- Brain cancer: Vinyl chloride exposure has a strong association with brain cancer in Camp Lejeune Marines and their family members. Chlorinated solvents, such as methylene chloride and perchloroethylene, have been suspected as a cause of glioma, a form of brain cancer.
- Soft tissue sarcoma: Exposure to vinyl chloride is a significant risk factor for developing sarcomas of the liver. Moreover, exposure to dioxins, which is also associated with soft tissue sarcoma, might have also occurred at Camp Lejeune during the Vietnam War when Agent Orange was stored there.
- Prostate cancer: Marines who were stationed at Camp Lejeune have a 14% greater risk of developing prostate cancer, the most common malignant disease among veterans. A study found a positive association between prostate cancer and exposure to benzene and ethylbenzene.
- Oral cleft defects: A cleft lip occurs if the tissue making up the lip does not join completely before birth, whereas a cleft palate occurs if the tissue making up the roof of the mouth does not join completely. Maternal exposure to solvents increases the risk of having a baby with an oral cleft defect.
- Fetal death: Exposure to organic solvents may increase the chances of experiencing fetal death, which is defined as the spontaneous intrauterine death of a baby at any time during pregnancy.
- Hodgkin's lymphoma: Benzene exposure can greatly increase the risk of developing Hodgkin's lymphoma in Camp Lejeune veterans and family members. The researchers also observed a higher risk of the disease in people regularly exposed to toluene and xylene.
- Ovarian cancer: Trichloroethylene exposure might significantly increase the risk of ovarian cancer. Additionally, benzene exposure might have a connection with ovarian cancer, according to medical studies.
- Neurological effects: Considering that industrial solvents are neurotoxic, exposure to the water at Camp Lejeune can cause neurological effects, whose symptoms include paralysis, muscle weakness, poor coordination, loss of sensation, seizures, and confusion.
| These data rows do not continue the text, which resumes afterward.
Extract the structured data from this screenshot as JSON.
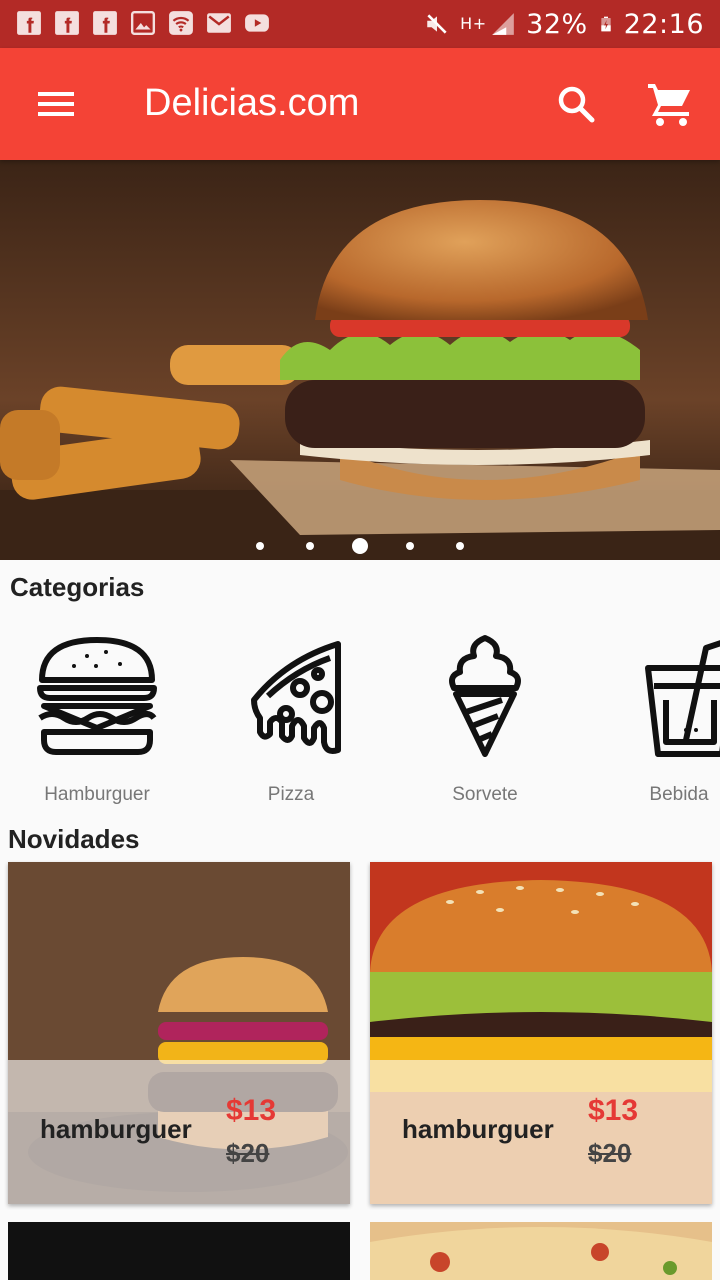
{
  "status_bar": {
    "battery": "32%",
    "time": "22:16",
    "network": "H+",
    "icons": [
      "facebook-icon",
      "facebook-icon",
      "facebook-icon",
      "gallery-icon",
      "wifi-icon",
      "gmail-icon",
      "youtube-icon",
      "mute-icon",
      "network-icon",
      "signal-icon",
      "battery-charging-icon"
    ]
  },
  "appbar": {
    "title": "Delicias.com",
    "color": "#f44336",
    "icons": [
      "menu-icon",
      "search-icon",
      "cart-icon"
    ]
  },
  "banner": {
    "page_count": 5,
    "active_index": 2
  },
  "sections": {
    "categories_title": "Categorias",
    "news_title": "Novidades"
  },
  "categories": [
    {
      "label": "Hamburguer",
      "icon": "hamburger-icon"
    },
    {
      "label": "Pizza",
      "icon": "pizza-icon"
    },
    {
      "label": "Sorvete",
      "icon": "ice-cream-icon"
    },
    {
      "label": "Bebida",
      "icon": "drink-icon"
    }
  ],
  "products": [
    {
      "name": "hamburguer",
      "price": "$13",
      "old_price": "$20"
    },
    {
      "name": "hamburguer",
      "price": "$13",
      "old_price": "$20"
    }
  ],
  "colors": {
    "primary": "#f44336",
    "status_bar": "#b32a26",
    "price": "#e53935"
  }
}
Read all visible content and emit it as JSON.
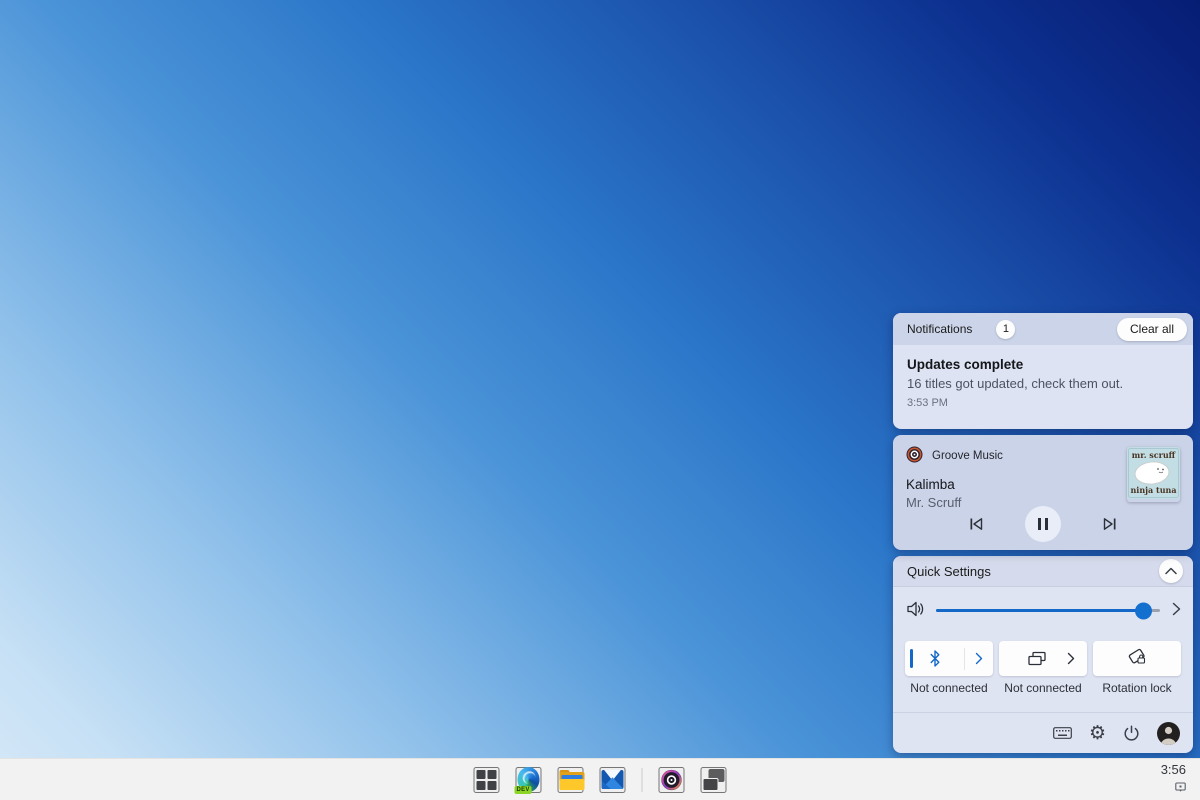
{
  "colors": {
    "accent": "#1368c8",
    "wallpaper_dark": "#071d74",
    "wallpaper_light": "#d6e9f8",
    "taskbar_bg": "#f2f2f3"
  },
  "notifications": {
    "title": "Notifications",
    "badge_count": "1",
    "clear_all_label": "Clear all",
    "items": [
      {
        "title": "Updates complete",
        "message": "16 titles got updated, check them out.",
        "time": "3:53 PM"
      }
    ]
  },
  "media_player": {
    "app_name": "Groove Music",
    "track_title": "Kalimba",
    "artist": "Mr. Scruff",
    "album_art": {
      "top_text": "mr. scruff",
      "bottom_text": "ninja tuna"
    },
    "controls": [
      "previous",
      "pause",
      "next"
    ]
  },
  "quick_settings": {
    "title": "Quick Settings",
    "volume_percent": 93,
    "tiles": [
      {
        "name": "bluetooth",
        "label": "Not connected"
      },
      {
        "name": "connect",
        "label": "Not connected"
      },
      {
        "name": "rotation-lock",
        "label": "Rotation lock"
      }
    ]
  },
  "taskbar": {
    "time": "3:56",
    "edge_badge": "DEV",
    "icons": [
      "start",
      "edge-dev",
      "file-explorer",
      "mail",
      "groove-music",
      "task-view"
    ]
  }
}
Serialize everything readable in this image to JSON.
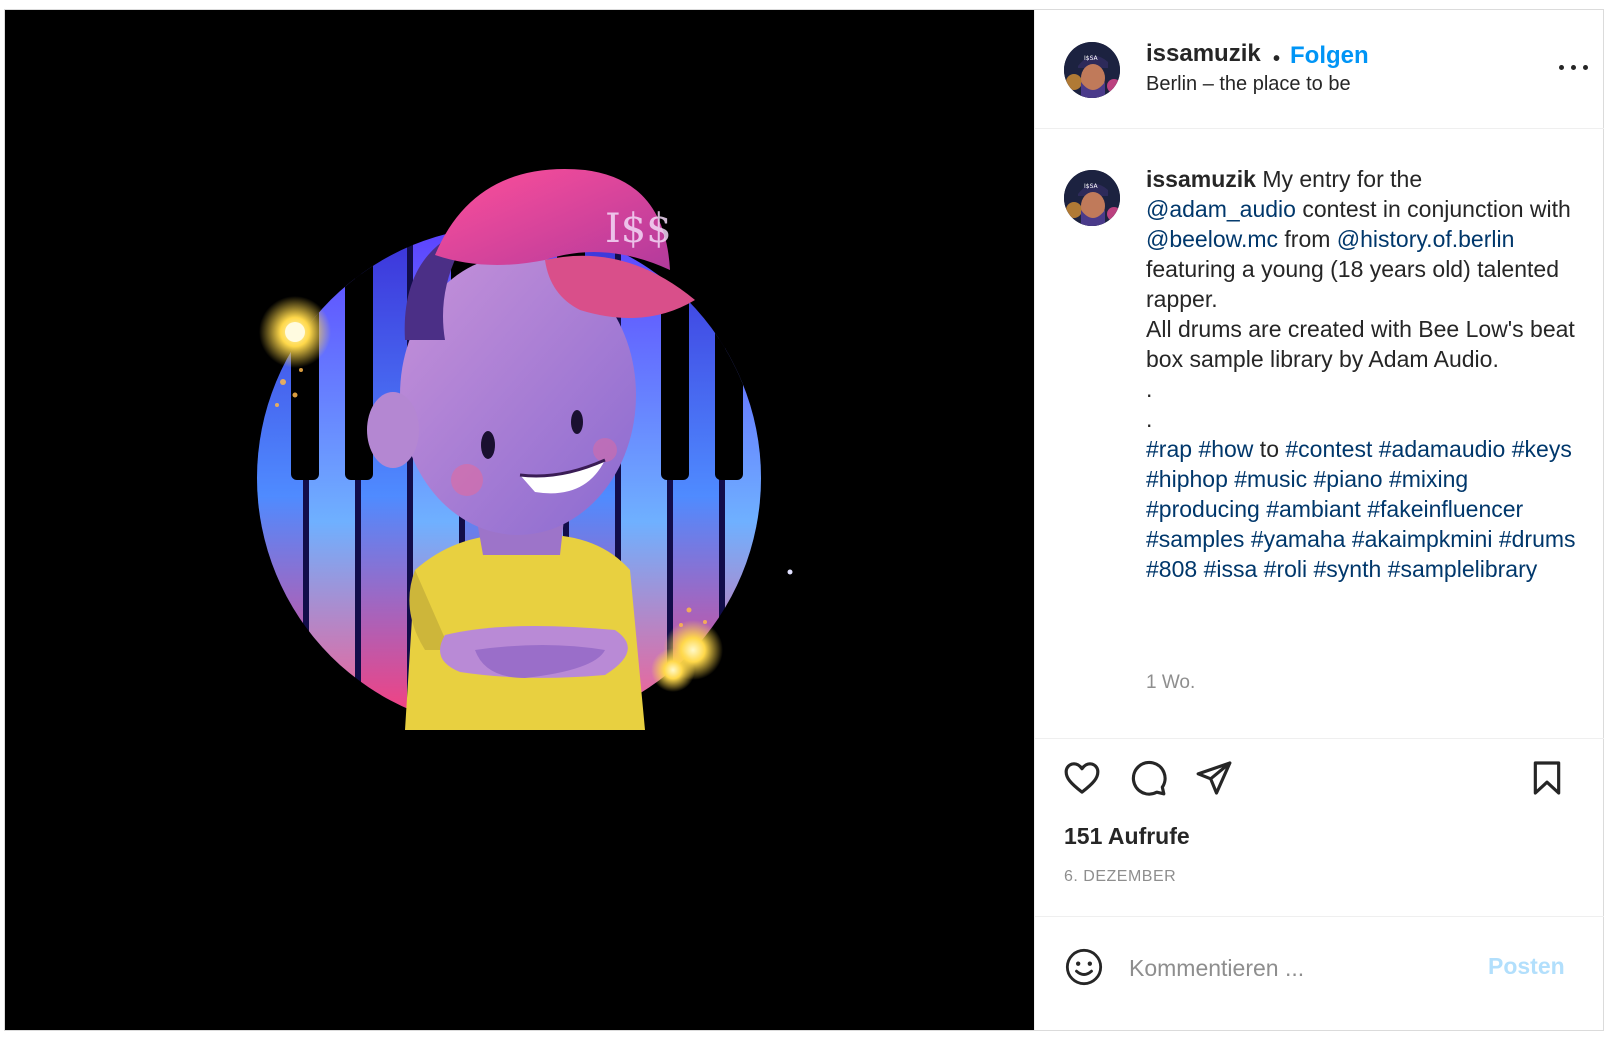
{
  "header": {
    "username": "issamuzik",
    "separator": "•",
    "follow_label": "Folgen",
    "location": "Berlin – the place to be",
    "more_icon": "more-horizontal-icon"
  },
  "caption": {
    "username": "issamuzik",
    "seg1": " My entry for the ",
    "mention1": "@adam_audio",
    "seg2": " contest in conjunction with ",
    "mention2": "@beelow.mc",
    "seg3": " from ",
    "mention3": "@history.of.berlin",
    "seg4": " featuring a young (18 years old) talented rapper.",
    "line2": "All drums are created with Bee Low's beat box sample library by Adam Audio.",
    "dot1": ".",
    "dot2": ".",
    "tag_rap": "#rap",
    "tag_how": "#how",
    "word_to": " to ",
    "tag_contest": "#contest",
    "tags_rest": [
      "#adamaudio",
      "#keys",
      "#hiphop",
      "#music",
      "#piano",
      "#mixing",
      "#producing",
      "#ambiant",
      "#fakeinfluencer",
      "#samples",
      "#yamaha",
      "#akaimpkmini",
      "#drums",
      "#808",
      "#issa",
      "#roli",
      "#synth",
      "#samplelibrary"
    ],
    "time_ago": "1 Wo."
  },
  "actions": {
    "like_icon": "heart-icon",
    "comment_icon": "comment-icon",
    "share_icon": "paper-plane-icon",
    "save_icon": "bookmark-icon"
  },
  "stats": {
    "views": "151 Aufrufe",
    "date": "6. DEZEMBER"
  },
  "comment": {
    "emoji_icon": "smiley-icon",
    "placeholder": "Kommentieren ...",
    "post_label": "Posten"
  },
  "media": {
    "cap_text": "I$$",
    "avatar_cap_text": "I$SA"
  },
  "colors": {
    "link": "#00376b",
    "follow": "#0095f6",
    "post_disabled": "#b2dffc",
    "muted": "#8e8e8e"
  }
}
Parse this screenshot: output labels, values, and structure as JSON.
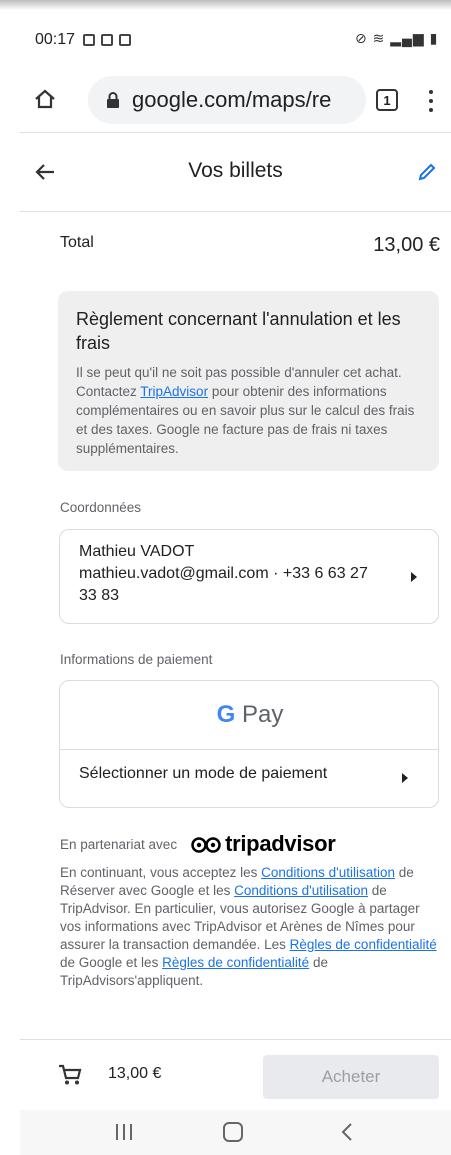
{
  "status_bar": {
    "time": "00:17"
  },
  "browser": {
    "url": "google.com/maps/re",
    "tab_count": "1"
  },
  "header": {
    "title": "Vos billets"
  },
  "total": {
    "label": "Total",
    "value": "13,00 €"
  },
  "policy": {
    "title": "Règlement concernant l'annulation et les frais",
    "text_before_link": "Il se peut qu'il ne soit pas possible d'annuler cet achat. Contactez ",
    "link": "TripAdvisor",
    "text_after_link": " pour obtenir des informations complémentaires ou en savoir plus sur le calcul des frais et des taxes. Google ne facture pas de frais ni taxes supplémentaires."
  },
  "contact": {
    "section_label": "Coordonnées",
    "name": "Mathieu VADOT",
    "details": "mathieu.vadot@gmail.com · +33 6 63 27 33 83"
  },
  "payment": {
    "section_label": "Informations de paiement",
    "gpay_g": "G",
    "gpay_label": "Pay",
    "select_method": "Sélectionner un mode de paiement"
  },
  "partner": {
    "label": "En partenariat avec",
    "brand": "tripadvisor"
  },
  "legal": {
    "t1": "En continuant, vous acceptez les ",
    "l1": "Conditions d'utilisation",
    "t2": " de Réserver avec Google et les ",
    "l2": "Conditions d'utilisation",
    "t3": " de TripAdvisor. En particulier, vous autorisez Google à partager vos informations avec TripAdvisor et Arènes de Nîmes pour assurer la transaction demandée. Les ",
    "l3": "Règles de confidentialité",
    "t4": " de Google et les ",
    "l4": "Règles de confidentialité",
    "t5": " de TripAdvisors'appliquent."
  },
  "bottom": {
    "price": "13,00 €",
    "buy_label": "Acheter"
  },
  "colors": {
    "link": "#1a73e8",
    "edit_icon": "#1a73e8",
    "gpay_g": "#4285f4"
  }
}
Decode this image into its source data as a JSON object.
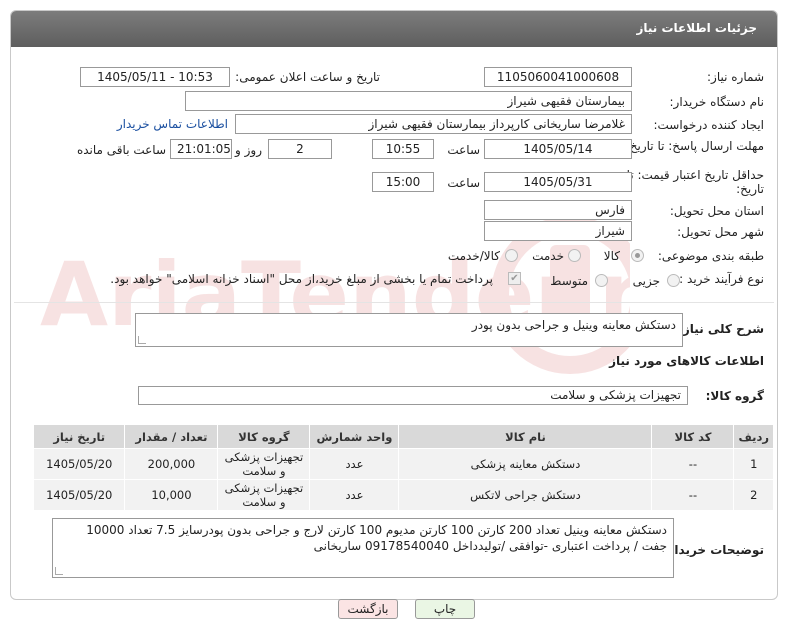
{
  "header": {
    "title": "جزئیات اطلاعات نیاز"
  },
  "labels": {
    "need_number": "شماره نیاز:",
    "announce_datetime": "تاریخ و ساعت اعلان عمومی:",
    "buyer_org": "نام دستگاه خریدار:",
    "requester": "ایجاد کننده درخواست:",
    "contact_link": "اطلاعات تماس خریدار",
    "reply_deadline": "مهلت ارسال پاسخ: تا تاریخ:",
    "time": "ساعت",
    "day_and": "روز و",
    "remaining": "ساعت باقی مانده",
    "price_deadline": "حداقل تاریخ اعتبار قیمت: تا تاریخ:",
    "province": "استان محل تحویل:",
    "city": "شهر محل تحویل:",
    "subject_class": "طبقه بندی موضوعی:",
    "purchase_type": "نوع فرآیند خرید :",
    "description": "شرح کلی نیاز:",
    "goods_info": "اطلاعات کالاهای مورد نیاز",
    "goods_group": "گروه کالا:",
    "buyer_notes": "توضیحات خریدار:"
  },
  "values": {
    "need_number": "1105060041000608",
    "announce_datetime": "1405/05/11 - 10:53",
    "buyer_org": "بیمارستان فقیهی شیراز",
    "requester": "غلامرضا ساریخانی کارپرداز بیمارستان فقیهی شیراز",
    "reply_date": "1405/05/14",
    "reply_time": "10:55",
    "days": "2",
    "remaining_time": "21:01:05",
    "price_date": "1405/05/31",
    "price_time": "15:00",
    "province": "فارس",
    "city": "شیراز",
    "description": "دستکش معاینه وینیل و جراحی بدون پودر",
    "goods_group": "تجهیزات پزشکی و سلامت",
    "buyer_notes": "دستکش معاینه وینیل تعداد 200 کارتن 100 کارتن مدیوم 100 کارتن لارج و جراحی بدون پودرسایز 7.5 تعداد 10000 جفت / پرداخت اعتباری -توافقی /تولیدداخل 09178540040 ساریخانی"
  },
  "subject_options": [
    {
      "label": "کالا",
      "selected": true
    },
    {
      "label": "خدمت",
      "selected": false
    },
    {
      "label": "کالا/خدمت",
      "selected": false
    }
  ],
  "purchase_options": [
    {
      "label": "جزیی",
      "selected": false
    },
    {
      "label": "متوسط",
      "selected": false
    }
  ],
  "payment_note": "پرداخت تمام یا بخشی از مبلغ خرید،از محل \"اسناد خزانه اسلامی\" خواهد بود.",
  "table": {
    "headers": [
      "ردیف",
      "کد کالا",
      "نام کالا",
      "واحد شمارش",
      "گروه کالا",
      "تعداد / مقدار",
      "تاریخ نیاز"
    ],
    "rows": [
      [
        "1",
        "--",
        "دستکش معاینه پزشکی",
        "عدد",
        "تجهیزات پزشکی و سلامت",
        "200,000",
        "1405/05/20"
      ],
      [
        "2",
        "--",
        "دستکش جراحی لاتکس",
        "عدد",
        "تجهیزات پزشکی و سلامت",
        "10,000",
        "1405/05/20"
      ]
    ]
  },
  "buttons": {
    "print": "چاپ",
    "back": "بازگشت"
  },
  "watermark": {
    "text": "AriaTender.net"
  },
  "colors": {
    "header_bg": "#666666",
    "table_head": "#d9d9d9",
    "print_btn": "#eaf6e4",
    "back_btn": "#fbe4e4",
    "link": "#1a4fa0"
  }
}
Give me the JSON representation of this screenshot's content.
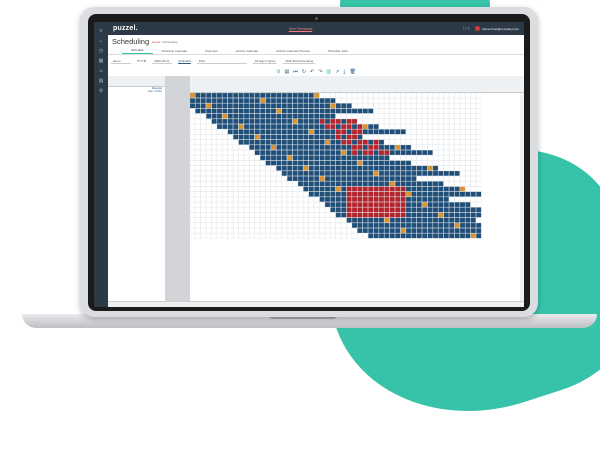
{
  "app": {
    "logo": "puzzel.",
    "feedback": "Give Feedback",
    "user": "Demo.User@company.com"
  },
  "page": {
    "title": "Scheduling",
    "crumb_home": "Home",
    "crumb_current": "Scheduling"
  },
  "tabs": [
    {
      "label": "Schedule"
    },
    {
      "label": "Schedule Calendar"
    },
    {
      "label": "Overview"
    },
    {
      "label": "Activity Calendar"
    },
    {
      "label": "Activity Calendar Preview"
    },
    {
      "label": "Schedule Jobs"
    }
  ],
  "filters": {
    "date": "2020-03-21",
    "queues": "QUEUES",
    "filter_placeholder": "Filter",
    "agent_type": "All Agent Types",
    "sort": "Shift Start Ascending",
    "units": "demo"
  },
  "colors": {
    "teal": "#37c3a9",
    "navy": "#1f4e79",
    "orange": "#d89433",
    "red": "#b5232d",
    "white": "#ffffff"
  },
  "grid": {
    "header_labels": [
      "Required",
      "Over / Under"
    ],
    "sidebar_icons": [
      "menu-icon",
      "home-icon",
      "clock-icon",
      "calendar-icon",
      "people-icon",
      "settings-icon",
      "chart-icon"
    ]
  }
}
- Autoimmune disease: Trichloroethylene exposure has been linked to autoimmune disease in veterans. Furthermore, exposure to polychlorinated biphenyls, dioxins, carbon tetrachloride, benzene, trichloroethylene, xylene, and toluene may contribute to the development of autoimmune disease.
If you struggle with any of the above diseases or conditions or if your child was born with a congenital defect as a result of living at Camp Lejeune, we encourage you to contact us, as you might be entitled to financial compensation. We have the necessary experience, resources, skills, and knowledge to offer you quality assistance in determining whether you qualify to file a Camp Lejeune water contamination claim. The process is simple and will require minimal involvement on your part, as we understand how overwhelming suffering from a serious disease can be.
File your Camp Lejeune toxic water claim with our expert assistance
With over 35 years of experience in evaluating toxic exposure claims, Atraxia Law is ready to help you find out whether you are eligible to file a Camp Lejeune water contamination claim. The only documents we will request to assess your case are your military records or evidence of your stay at the military base and your medical records. Eligible veterans and family members will be put in touch with a reliable attorney to have their claims filed.